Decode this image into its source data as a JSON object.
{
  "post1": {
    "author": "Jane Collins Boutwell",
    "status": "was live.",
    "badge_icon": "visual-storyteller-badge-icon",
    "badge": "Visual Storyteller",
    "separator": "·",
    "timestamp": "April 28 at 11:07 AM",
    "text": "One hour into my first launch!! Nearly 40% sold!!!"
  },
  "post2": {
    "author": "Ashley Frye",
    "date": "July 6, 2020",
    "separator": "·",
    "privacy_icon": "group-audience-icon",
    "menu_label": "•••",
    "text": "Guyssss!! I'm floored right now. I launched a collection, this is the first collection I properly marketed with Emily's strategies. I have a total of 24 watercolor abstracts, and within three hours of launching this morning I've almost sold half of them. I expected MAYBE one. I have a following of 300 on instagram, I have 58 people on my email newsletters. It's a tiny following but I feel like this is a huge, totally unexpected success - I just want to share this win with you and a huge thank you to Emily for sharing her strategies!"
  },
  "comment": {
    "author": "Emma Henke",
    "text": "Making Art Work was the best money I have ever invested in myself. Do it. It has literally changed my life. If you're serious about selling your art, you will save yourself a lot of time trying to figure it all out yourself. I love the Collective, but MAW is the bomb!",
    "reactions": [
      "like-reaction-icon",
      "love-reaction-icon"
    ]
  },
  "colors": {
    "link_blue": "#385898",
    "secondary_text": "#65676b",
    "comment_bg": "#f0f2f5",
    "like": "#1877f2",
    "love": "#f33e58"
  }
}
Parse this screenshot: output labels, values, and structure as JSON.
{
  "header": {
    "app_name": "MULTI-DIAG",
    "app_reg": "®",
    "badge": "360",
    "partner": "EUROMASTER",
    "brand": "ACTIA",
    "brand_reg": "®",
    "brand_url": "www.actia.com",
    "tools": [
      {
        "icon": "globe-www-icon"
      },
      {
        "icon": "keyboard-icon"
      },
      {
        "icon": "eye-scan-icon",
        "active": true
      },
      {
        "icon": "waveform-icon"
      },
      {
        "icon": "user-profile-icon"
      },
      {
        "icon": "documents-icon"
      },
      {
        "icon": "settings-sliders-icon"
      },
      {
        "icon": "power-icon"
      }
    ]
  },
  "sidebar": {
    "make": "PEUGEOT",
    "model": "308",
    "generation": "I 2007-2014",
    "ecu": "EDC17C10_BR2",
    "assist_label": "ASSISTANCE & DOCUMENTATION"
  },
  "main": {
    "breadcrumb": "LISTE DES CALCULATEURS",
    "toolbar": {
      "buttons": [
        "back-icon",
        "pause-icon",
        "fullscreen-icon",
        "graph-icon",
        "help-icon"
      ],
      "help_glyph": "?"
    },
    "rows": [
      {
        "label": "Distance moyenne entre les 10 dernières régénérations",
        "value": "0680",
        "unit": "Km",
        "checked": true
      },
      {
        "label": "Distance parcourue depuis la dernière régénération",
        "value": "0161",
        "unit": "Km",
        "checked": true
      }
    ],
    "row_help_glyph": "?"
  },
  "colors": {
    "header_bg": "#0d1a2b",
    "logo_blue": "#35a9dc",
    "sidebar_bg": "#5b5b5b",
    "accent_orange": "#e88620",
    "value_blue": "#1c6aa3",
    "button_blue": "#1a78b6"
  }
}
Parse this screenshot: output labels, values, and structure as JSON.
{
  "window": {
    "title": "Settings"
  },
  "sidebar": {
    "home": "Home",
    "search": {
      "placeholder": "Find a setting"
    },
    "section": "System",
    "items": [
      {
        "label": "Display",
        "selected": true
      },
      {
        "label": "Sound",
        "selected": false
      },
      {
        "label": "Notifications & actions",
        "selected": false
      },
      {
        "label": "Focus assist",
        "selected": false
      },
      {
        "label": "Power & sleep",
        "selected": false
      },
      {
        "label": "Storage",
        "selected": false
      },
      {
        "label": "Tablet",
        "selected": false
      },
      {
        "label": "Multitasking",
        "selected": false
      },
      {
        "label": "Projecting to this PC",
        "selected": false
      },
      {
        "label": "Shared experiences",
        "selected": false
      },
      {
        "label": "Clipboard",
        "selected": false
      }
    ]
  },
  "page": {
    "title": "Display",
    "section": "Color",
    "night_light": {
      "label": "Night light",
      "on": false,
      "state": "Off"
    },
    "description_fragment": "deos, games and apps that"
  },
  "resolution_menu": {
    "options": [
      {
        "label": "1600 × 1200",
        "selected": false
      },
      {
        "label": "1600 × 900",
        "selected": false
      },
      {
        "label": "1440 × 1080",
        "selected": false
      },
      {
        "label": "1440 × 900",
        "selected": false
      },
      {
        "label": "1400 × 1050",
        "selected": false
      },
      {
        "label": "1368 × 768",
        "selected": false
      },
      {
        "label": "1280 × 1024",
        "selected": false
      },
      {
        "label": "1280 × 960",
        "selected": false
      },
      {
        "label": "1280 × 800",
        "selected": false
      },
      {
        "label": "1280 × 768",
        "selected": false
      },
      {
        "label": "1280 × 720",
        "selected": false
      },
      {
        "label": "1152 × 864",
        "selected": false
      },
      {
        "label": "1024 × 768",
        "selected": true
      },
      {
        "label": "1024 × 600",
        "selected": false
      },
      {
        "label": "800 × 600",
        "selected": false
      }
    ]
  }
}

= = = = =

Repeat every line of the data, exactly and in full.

SOLUTION TO THIS EXERCISE
Decode this image into its source data as a JSON object.
{
  "post1": {
    "author": "Jane Collins Boutwell",
    "status": "was live.",
    "badge_icon": "visual-storyteller-badge-icon",
    "badge": "Visual Storyteller",
    "separator": "·",
    "timestamp": "April 28 at 11:07 AM",
    "text": "One hour into my first launch!! Nearly 40% sold!!!"
  },
  "post2": {
    "author": "Ashley Frye",
    "date": "July 6, 2020",
    "separator": "·",
    "privacy_icon": "group-audience-icon",
    "menu_label": "•••",
    "text": "Guyssss!! I'm floored right now. I launched a collection, this is the first collection I properly marketed with Emily's strategies. I have a total of 24 watercolor abstracts, and within three hours of launching this morning I've almost sold half of them. I expected MAYBE one. I have a following of 300 on instagram, I have 58 people on my email newsletters. It's a tiny following but I feel like this is a huge, totally unexpected success - I just want to share this win with you and a huge thank you to Emily for sharing her strategies!"
  },
  "comment": {
    "author": "Emma Henke",
    "text": "Making Art Work was the best money I have ever invested in myself. Do it. It has literally changed my life. If you're serious about selling your art, you will save yourself a lot of time trying to figure it all out yourself. I love the Collective, but MAW is the bomb!",
    "reactions": [
      "like-reaction-icon",
      "love-reaction-icon"
    ]
  },
  "colors": {
    "link_blue": "#385898",
    "secondary_text": "#65676b",
    "comment_bg": "#f0f2f5",
    "like": "#1877f2",
    "love": "#f33e58"
  }
}
Parse this screenshot: output labels, values, and structure as JSON.
{
  "header": {
    "app_name": "MULTI-DIAG",
    "app_reg": "®",
    "badge": "360",
    "partner": "EUROMASTER",
    "brand": "ACTIA",
    "brand_reg": "®",
    "brand_url": "www.actia.com",
    "tools": [
      {
        "icon": "globe-www-icon"
      },
      {
        "icon": "keyboard-icon"
      },
      {
        "icon": "eye-scan-icon",
        "active": true
      },
      {
        "icon": "waveform-icon"
      },
      {
        "icon": "user-profile-icon"
      },
      {
        "icon": "documents-icon"
      },
      {
        "icon": "settings-sliders-icon"
      },
      {
        "icon": "power-icon"
      }
    ]
  },
  "sidebar": {
    "make": "PEUGEOT",
    "model": "308",
    "generation": "I 2007-2014",
    "ecu": "EDC17C10_BR2",
    "assist_label": "ASSISTANCE & DOCUMENTATION"
  },
  "main": {
    "breadcrumb": "LISTE DES CALCULATEURS",
    "toolbar": {
      "buttons": [
        "back-icon",
        "pause-icon",
        "fullscreen-icon",
        "graph-icon",
        "help-icon"
      ],
      "help_glyph": "?"
    },
    "rows": [
      {
        "label": "Distance moyenne entre les 10 dernières régénérations",
        "value": "0680",
        "unit": "Km",
        "checked": true
      },
      {
        "label": "Distance parcourue depuis la dernière régénération",
        "value": "0161",
        "unit": "Km",
        "checked": true
      }
    ],
    "row_help_glyph": "?"
  },
  "colors": {
    "header_bg": "#0d1a2b",
    "logo_blue": "#35a9dc",
    "sidebar_bg": "#5b5b5b",
    "accent_orange": "#e88620",
    "value_blue": "#1c6aa3",
    "button_blue": "#1a78b6"
  }
}
Parse this screenshot: output labels, values, and structure as JSON.
{
  "window": {
    "title": "Settings"
  },
  "sidebar": {
    "home": "Home",
    "search": {
      "placeholder": "Find a setting"
    },
    "section": "System",
    "items": [
      {
        "label": "Display",
        "selected": true
      },
      {
        "label": "Sound",
        "selected": false
      },
      {
        "label": "Notifications & actions",
        "selected": false
      },
      {
        "label": "Focus assist",
        "selected": false
      },
      {
        "label": "Power & sleep",
        "selected": false
      },
      {
        "label": "Storage",
        "selected": false
      },
      {
        "label": "Tablet",
        "selected": false
      },
      {
        "label": "Multitasking",
        "selected": false
      },
      {
        "label": "Projecting to this PC",
        "selected": false
      },
      {
        "label": "Shared experiences",
        "selected": false
      },
      {
        "label": "Clipboard",
        "selected": false
      }
    ]
  },
  "page": {
    "title": "Display",
    "section": "Color",
    "night_light": {
      "label": "Night light",
      "on": false,
      "state": "Off"
    },
    "description_fragment": "deos, games and apps that"
  },
  "resolution_menu": {
    "options": [
      {
        "label": "1600 × 1200",
        "selected": false
      },
      {
        "label": "1600 × 900",
        "selected": false
      },
      {
        "label": "1440 × 1080",
        "selected": false
      },
      {
        "label": "1440 × 900",
        "selected": false
      },
      {
        "label": "1400 × 1050",
        "selected": false
      },
      {
        "label": "1368 × 768",
        "selected": false
      },
      {
        "label": "1280 × 1024",
        "selected": false
      },
      {
        "label": "1280 × 960",
        "selected": false
      },
      {
        "label": "1280 × 800",
        "selected": false
      },
      {
        "label": "1280 × 768",
        "selected": false
      },
      {
        "label": "1280 × 720",
        "selected": false
      },
      {
        "label": "1152 × 864",
        "selected": false
      },
      {
        "label": "1024 × 768",
        "selected": true
      },
      {
        "label": "1024 × 600",
        "selected": false
      },
      {
        "label": "800 × 600",
        "selected": false
      }
    ]
  }
}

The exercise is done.